Task objective
Each line of the entries below that includes "content" belongs in your answer.

___ Provided records

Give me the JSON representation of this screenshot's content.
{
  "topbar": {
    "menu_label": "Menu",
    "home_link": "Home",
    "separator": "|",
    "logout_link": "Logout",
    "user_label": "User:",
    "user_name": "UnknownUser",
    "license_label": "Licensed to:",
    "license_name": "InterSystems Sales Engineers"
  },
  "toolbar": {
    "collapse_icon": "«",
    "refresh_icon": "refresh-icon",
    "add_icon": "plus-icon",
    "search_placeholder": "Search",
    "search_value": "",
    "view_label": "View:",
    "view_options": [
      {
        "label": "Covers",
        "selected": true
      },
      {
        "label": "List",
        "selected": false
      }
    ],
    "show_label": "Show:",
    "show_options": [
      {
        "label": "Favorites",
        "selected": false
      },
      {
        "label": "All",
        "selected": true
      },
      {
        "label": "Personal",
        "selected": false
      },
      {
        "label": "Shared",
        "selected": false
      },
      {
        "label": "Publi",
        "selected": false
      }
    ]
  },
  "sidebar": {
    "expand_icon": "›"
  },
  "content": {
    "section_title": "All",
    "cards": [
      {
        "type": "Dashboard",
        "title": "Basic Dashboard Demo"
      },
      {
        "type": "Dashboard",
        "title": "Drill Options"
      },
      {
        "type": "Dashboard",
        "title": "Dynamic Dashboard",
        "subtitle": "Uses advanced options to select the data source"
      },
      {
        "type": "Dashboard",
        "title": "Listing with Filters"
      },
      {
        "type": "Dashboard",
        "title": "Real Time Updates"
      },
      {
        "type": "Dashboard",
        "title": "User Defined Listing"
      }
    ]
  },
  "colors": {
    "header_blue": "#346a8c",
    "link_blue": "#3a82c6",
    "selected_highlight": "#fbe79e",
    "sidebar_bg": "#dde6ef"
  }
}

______

Finished exercise
Give me the JSON representation of this screenshot's content.
  "content": {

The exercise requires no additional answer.